The default order for videos to appear in a channel in Woodpecker is by the number of views on YouTube, but with those that have subtitles in both Chinese and English ranked first. If you want to rank the videos differently then click the search button for more options. The videos with the most views on this channel are the ones that are the most challenging for learners of Mandarin.
The most popular video with 2.9m views is Taipei Mayor, Ko Wen-Jo, who is a heart surgeon, talking about life and death knowledge in 生死的智慧：柯文哲 (The Wisdom of Life and Death: Ke Wenzhe) but he speaks quickly, about complex subjects, in a fairly strong Taiwanese accent. Neither of the next two most popular videos on this channel have an English subtitle stream and both feature speakers who talk quickly, so are also best for more advanced learners. Logan Hsu (nickname Grandfather Mars) is a motivational speaker, author, and a polio survivor. In 別只看「沒有」，向你的困境借東西：火星爺爺(許榮宏) (Don’t not look, borrow from your plight : Grandfather Mars (Xu Ronghong)) he encourages you to look to your own problems for inspiration.
Images above: Ko Wen-Jo & Logan Hsu
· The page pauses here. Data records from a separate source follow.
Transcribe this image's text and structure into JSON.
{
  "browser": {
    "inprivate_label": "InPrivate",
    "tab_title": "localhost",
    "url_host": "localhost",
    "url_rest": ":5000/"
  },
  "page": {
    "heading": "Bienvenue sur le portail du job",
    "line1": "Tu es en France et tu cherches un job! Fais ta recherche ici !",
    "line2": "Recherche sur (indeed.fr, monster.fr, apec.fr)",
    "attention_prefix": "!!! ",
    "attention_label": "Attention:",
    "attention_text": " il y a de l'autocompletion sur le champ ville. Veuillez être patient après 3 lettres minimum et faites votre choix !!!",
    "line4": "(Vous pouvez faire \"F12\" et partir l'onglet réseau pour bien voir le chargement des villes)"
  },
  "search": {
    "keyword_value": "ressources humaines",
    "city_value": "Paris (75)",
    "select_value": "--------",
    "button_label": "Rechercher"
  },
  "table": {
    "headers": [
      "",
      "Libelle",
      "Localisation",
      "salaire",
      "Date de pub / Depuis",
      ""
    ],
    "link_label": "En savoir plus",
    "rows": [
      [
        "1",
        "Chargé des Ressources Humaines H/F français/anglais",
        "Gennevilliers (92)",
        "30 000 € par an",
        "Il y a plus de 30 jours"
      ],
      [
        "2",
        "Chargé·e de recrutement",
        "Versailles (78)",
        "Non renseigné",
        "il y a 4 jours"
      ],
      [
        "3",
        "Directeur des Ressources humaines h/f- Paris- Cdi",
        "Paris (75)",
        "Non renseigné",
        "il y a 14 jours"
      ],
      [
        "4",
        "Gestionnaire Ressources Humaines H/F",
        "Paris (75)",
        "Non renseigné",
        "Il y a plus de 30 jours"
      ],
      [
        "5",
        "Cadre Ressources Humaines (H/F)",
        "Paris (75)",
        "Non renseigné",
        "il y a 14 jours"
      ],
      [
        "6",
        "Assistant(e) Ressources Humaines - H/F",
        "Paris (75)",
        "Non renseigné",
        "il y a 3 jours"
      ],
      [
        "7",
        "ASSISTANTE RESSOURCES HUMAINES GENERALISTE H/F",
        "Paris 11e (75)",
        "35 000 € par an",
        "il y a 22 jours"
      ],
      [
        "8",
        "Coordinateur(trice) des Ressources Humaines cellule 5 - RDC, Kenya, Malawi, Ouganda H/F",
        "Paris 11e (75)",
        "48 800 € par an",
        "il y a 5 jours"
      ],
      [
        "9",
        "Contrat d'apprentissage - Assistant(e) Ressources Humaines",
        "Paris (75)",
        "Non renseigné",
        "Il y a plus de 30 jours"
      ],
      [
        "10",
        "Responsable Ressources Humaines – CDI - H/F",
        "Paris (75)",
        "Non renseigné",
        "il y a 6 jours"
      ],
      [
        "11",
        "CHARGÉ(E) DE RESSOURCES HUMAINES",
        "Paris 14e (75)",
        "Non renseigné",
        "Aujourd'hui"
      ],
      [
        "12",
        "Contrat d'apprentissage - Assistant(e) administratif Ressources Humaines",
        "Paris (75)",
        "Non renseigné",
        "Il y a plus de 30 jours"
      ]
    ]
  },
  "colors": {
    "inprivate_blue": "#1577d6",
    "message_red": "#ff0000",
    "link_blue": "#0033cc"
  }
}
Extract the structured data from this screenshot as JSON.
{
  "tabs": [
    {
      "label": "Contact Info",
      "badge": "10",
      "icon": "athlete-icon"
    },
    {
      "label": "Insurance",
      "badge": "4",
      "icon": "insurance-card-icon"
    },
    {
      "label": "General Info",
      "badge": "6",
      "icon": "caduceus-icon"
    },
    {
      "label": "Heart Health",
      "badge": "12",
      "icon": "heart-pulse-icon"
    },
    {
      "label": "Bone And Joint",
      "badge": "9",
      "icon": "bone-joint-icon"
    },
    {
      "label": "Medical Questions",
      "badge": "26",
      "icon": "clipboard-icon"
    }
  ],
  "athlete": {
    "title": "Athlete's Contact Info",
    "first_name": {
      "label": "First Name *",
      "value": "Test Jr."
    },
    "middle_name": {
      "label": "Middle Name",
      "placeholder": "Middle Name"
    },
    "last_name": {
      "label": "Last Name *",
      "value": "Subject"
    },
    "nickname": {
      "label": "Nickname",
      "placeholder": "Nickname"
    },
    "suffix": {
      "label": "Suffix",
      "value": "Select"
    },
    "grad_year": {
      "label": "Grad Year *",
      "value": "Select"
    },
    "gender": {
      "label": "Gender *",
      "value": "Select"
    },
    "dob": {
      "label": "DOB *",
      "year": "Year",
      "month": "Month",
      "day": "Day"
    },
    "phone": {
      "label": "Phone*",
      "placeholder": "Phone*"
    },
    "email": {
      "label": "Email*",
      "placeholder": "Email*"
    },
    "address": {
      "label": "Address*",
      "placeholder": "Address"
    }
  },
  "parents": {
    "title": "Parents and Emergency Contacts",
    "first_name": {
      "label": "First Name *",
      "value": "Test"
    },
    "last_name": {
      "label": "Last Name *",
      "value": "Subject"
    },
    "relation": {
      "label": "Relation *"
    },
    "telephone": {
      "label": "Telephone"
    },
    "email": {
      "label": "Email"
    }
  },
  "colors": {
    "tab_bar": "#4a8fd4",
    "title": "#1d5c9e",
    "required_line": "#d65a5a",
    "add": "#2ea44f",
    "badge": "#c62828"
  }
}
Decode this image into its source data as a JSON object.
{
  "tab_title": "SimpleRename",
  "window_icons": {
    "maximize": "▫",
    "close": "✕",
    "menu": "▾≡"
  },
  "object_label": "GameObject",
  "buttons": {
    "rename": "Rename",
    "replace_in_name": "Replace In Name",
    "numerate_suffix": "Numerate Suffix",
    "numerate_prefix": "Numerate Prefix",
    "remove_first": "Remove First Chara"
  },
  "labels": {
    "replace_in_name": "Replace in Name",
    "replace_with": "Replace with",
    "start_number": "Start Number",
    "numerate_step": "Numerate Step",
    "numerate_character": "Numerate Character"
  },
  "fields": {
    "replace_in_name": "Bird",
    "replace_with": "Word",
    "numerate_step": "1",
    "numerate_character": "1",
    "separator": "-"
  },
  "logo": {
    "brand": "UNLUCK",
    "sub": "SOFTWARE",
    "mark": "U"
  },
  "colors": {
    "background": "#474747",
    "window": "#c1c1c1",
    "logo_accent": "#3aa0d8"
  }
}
Davy Liu, founder of Kendu Films immigrated to the US from Taiwan when he was 13. He struggled through most of his academic years as he tried to assimilate into western culture. He found comfort in art and his artistic talents saw him receive awards at the national level. In 別把鑽石當玻璃珠：劉大偉 (Don’t treat diamonds as glass beads: Liu Dawei) he talks about his early life in Taiwan, integrating into American society, working at Disney, Warner and Lucas Films and the inspiration behind founding Kendu Films. Finally National Taiwan University Lecturer turned edtech entrepreneur, Benson Yeh, talks about the new revolution in online education in 超越教育！線上學習新革命：葉丙成 (Beyond education! A New Revolution in Online Learning : Ye Bingcheng). Benson Yeh founded PaGamO, an online education system that uses gamification to encourage students to learn. What if homework felt like playing? Studying was just like a game and playing video games improved school performance? That is PaGamO. Learning through gaming. Based on its success in Taiwan, it won the University of Pennsylvania Wharton School’s Re-imagine Education award, and on the back of that raised US$6m in funding, to establish a start-up company in Taipei.
Images above: Davy Liu & Benson Yeh
If you can keep up with the speakers in these last four videos then your Mandarin skills are well on the way to fluency.